taffeta which cross tho top ot tho
crown.
FOR THE MAID AT SCHOOL
FOR AFTERNOON WEAR.
Dress of cresm georgette over flesh
crepe dc chins. Lsee and delicately
tinted ribbons mske this chsrmlng.
also puts bulging pockets on the skirts
ot hor tailored suits and lines these
pockets with satin, arranging them
to look as It they wero turned Insldo
out
Olds Oors Trimmings.
Bernard's method of adding width
nnd attaining tho full effect In tho
skirts ot tailored suits Is by side gore
trimmings which tnke the form of ruf
fled pocket flnps standing nwny from
tho figure. This Is not nn entirely
new Iden, for these outstnndlng pock
ets have been used on the front of
skirts, but this creator gives them
further elaboration by the ruffled flap.
The coats which accorapnny skirts of
this sort nro three-quarter length and
cut flaring with the fullness falling
over the hips.

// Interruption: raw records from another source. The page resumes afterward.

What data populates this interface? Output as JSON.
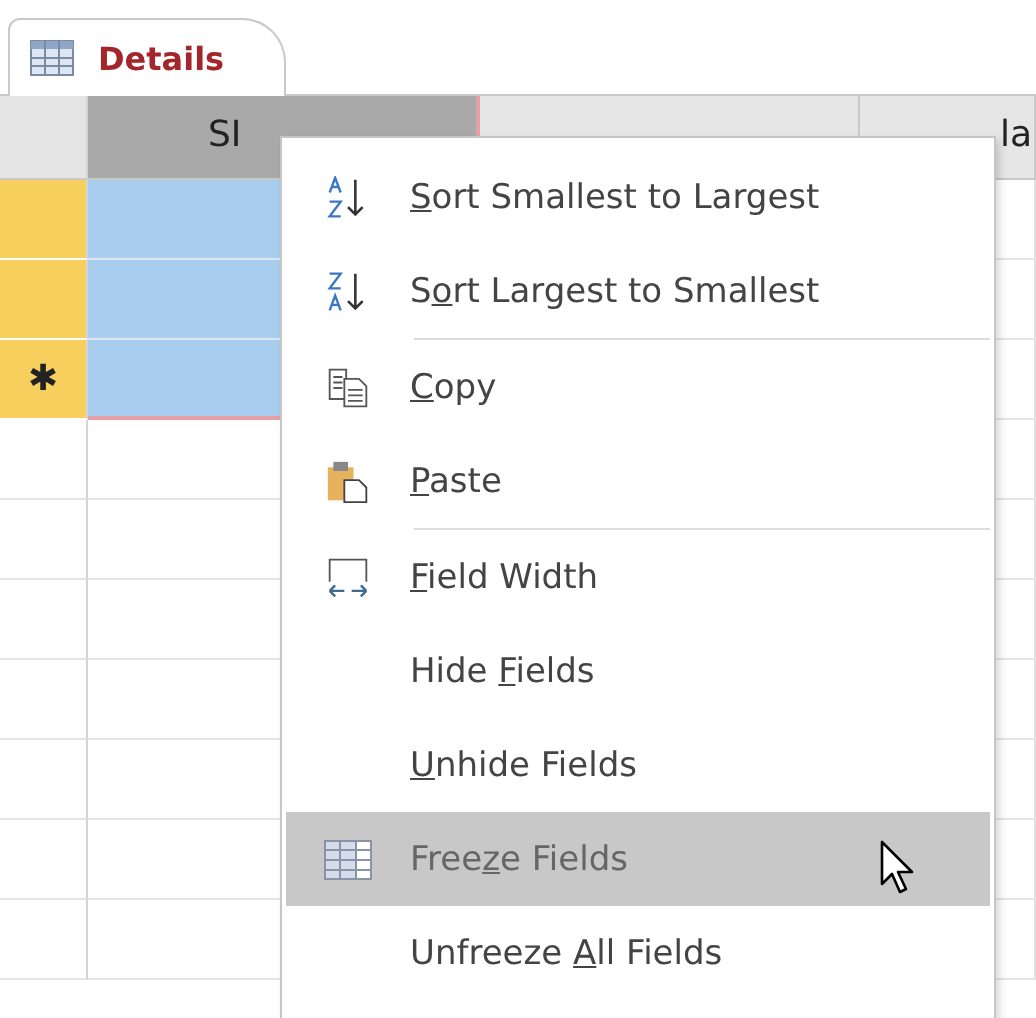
{
  "tab": {
    "label": "Details",
    "selected": true
  },
  "columns": [
    {
      "header": "SI",
      "selected": true
    },
    {
      "header": "la",
      "selected": false
    }
  ],
  "rows": [
    {
      "kind": "record"
    },
    {
      "kind": "record"
    },
    {
      "kind": "new",
      "marker": "✱"
    }
  ],
  "context_menu": [
    {
      "kind": "item",
      "key": "S",
      "after": "ort Smallest to Largest",
      "highlighted": false
    },
    {
      "kind": "item",
      "before": "S",
      "key": "o",
      "after": "rt Largest to Smallest",
      "highlighted": false
    },
    {
      "kind": "separator"
    },
    {
      "kind": "item",
      "key": "C",
      "after": "opy",
      "highlighted": false
    },
    {
      "kind": "item",
      "key": "P",
      "after": "aste",
      "highlighted": false
    },
    {
      "kind": "separator"
    },
    {
      "kind": "item",
      "key": "F",
      "after": "ield Width",
      "highlighted": false
    },
    {
      "kind": "item",
      "before": "Hide ",
      "key": "F",
      "after": "ields",
      "highlighted": false
    },
    {
      "kind": "item",
      "key": "U",
      "after": "nhide Fields",
      "highlighted": false
    },
    {
      "kind": "item",
      "before": "Free",
      "key": "z",
      "after": "e Fields",
      "highlighted": true
    },
    {
      "kind": "item",
      "before": "Unfreeze ",
      "key": "A",
      "after": "ll Fields",
      "highlighted": false
    }
  ]
}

On these coats aro
placed fringed pocket flaps nnd somo
times dangling button trimming. Alt
ot these things aro applied to further
accentuate tho width nt tho hips.

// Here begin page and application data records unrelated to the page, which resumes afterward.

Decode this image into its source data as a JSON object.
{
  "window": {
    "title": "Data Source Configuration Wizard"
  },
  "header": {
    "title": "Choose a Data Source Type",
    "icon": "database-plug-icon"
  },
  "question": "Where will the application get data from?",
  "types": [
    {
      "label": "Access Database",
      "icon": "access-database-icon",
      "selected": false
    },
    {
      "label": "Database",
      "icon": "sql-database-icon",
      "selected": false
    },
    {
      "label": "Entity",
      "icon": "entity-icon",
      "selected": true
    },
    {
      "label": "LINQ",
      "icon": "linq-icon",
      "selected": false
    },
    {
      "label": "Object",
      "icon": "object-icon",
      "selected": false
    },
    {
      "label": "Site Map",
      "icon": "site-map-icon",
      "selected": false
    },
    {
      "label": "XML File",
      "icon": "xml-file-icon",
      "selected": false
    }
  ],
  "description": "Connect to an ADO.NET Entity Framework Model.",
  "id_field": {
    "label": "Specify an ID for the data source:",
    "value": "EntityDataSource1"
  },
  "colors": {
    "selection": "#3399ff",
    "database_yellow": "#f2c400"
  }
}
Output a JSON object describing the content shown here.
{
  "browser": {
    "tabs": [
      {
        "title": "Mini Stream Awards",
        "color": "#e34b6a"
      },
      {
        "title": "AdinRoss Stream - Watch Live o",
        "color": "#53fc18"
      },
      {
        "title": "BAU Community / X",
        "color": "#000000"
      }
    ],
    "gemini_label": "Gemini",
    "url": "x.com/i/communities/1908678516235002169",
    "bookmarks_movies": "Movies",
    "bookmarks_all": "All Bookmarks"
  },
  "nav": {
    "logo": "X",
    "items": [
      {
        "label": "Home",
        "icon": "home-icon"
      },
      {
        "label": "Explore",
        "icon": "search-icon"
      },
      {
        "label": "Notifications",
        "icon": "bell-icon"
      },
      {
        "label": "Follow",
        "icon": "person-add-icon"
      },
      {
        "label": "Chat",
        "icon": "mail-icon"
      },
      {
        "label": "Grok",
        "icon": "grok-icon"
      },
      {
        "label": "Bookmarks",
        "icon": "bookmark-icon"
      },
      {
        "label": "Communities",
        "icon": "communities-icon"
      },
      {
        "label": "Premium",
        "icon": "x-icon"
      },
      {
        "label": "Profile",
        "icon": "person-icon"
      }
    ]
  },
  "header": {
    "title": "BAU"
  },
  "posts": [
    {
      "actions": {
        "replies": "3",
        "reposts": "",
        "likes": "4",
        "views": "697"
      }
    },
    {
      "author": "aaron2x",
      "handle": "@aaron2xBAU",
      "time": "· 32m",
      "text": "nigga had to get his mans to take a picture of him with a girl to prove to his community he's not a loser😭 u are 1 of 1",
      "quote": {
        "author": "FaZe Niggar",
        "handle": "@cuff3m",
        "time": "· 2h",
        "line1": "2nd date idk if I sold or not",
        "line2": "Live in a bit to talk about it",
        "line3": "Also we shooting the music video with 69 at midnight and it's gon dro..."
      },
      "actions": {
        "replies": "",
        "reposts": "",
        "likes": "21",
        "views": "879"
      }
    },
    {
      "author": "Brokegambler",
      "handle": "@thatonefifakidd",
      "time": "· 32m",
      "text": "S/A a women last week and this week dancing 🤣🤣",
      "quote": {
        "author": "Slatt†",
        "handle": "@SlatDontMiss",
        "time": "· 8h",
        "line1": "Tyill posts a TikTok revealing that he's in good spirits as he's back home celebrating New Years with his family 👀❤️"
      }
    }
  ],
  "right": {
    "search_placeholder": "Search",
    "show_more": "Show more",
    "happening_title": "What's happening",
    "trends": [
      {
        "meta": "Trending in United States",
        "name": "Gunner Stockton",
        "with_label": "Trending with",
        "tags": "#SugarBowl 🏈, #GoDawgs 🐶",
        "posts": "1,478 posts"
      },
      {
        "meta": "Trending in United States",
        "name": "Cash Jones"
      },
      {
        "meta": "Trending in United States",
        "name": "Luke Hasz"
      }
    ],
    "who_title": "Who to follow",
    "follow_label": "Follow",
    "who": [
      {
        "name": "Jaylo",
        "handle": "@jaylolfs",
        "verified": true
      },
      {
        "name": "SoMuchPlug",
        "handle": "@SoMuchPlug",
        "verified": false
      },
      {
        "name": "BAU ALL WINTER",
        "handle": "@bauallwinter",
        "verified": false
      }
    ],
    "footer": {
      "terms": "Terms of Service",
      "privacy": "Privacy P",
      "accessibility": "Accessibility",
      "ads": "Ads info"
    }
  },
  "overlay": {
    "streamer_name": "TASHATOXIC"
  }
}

Paris dressmakers aro jlvr. with
ono another in Introducing startling
novelties that are Just now having
their first showing. A crnzo of the
moment Is the frock from Prcmet

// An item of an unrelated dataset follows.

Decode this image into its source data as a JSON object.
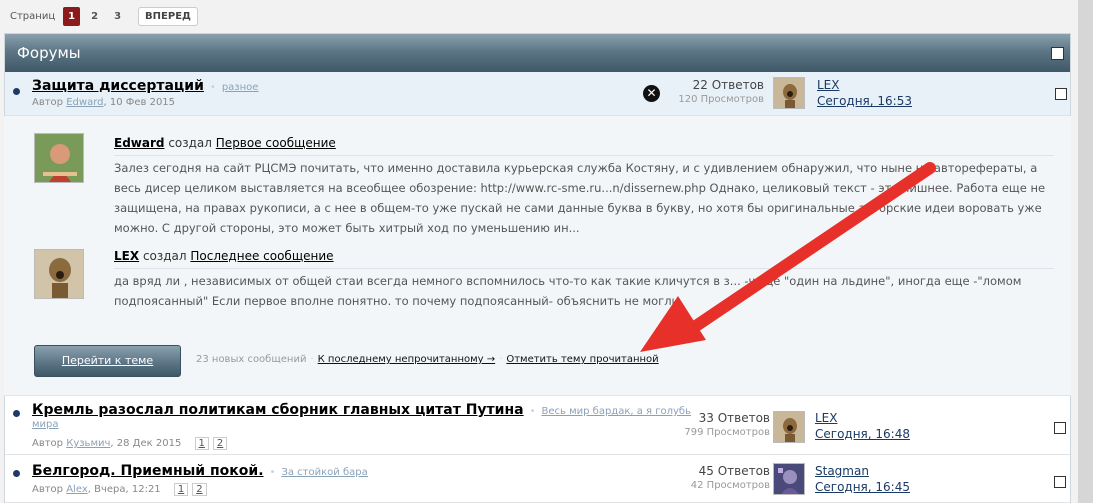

shown at tho extreme right. Jsde
green sntln Is the mntcrinl used for
It and the embroidery Is ot Jade aud
sliver, Prcmet, In this mods), obtains
Coming 8esson's Styles Sufficiently
Advanced to Allow of a Judicious
Selection Now.
Preparation ot tho wardrobo of tho
girl who goes away to school should
bo begun early. Fortunately fail
styles have already bocn sulUclently
settled so that malting up slmpla
dresses, blouses, etc., for school wear
may bo dono along next season style
speclflcatlons.
Smocks now being brought out for
fall emplmslzo tbo strong hold this
garment bus acquired. The Cossack
smock Is nu Interesting model. This
Is cut on straight lines nnd Is some
what longer thnn tho convcntlonnl
smock. Tho Jersey wenves cither In
silk or wool (liber silk Is more fre
quently employed thnn pure silk) nro
popular fabrics, and brilliantly con
trasting silk floss, heavy wool or
chenlllo Is used to embroider the gar
ment Ono ot theso smocks will bo found
excellent for sport wenr during tho
Into summer or early fall days. Tho
young college or high-school girl will
find such a garment matched with a
plain wool fabric skirt very useful.
Fancy Handkerchiefs.
Your handkerchief, to bo up-to-date,
may be in a dellcato shado of color,
or If It Is white, tho bonier may be
In checked blue, red, pink or khaki.
Fancy motifs of embroidery continue
to be used In tho comers of nlpiy
handkerchiefs, Instead ot monograms,
' 'J "I
4 . .
, i
n I'

xml | txt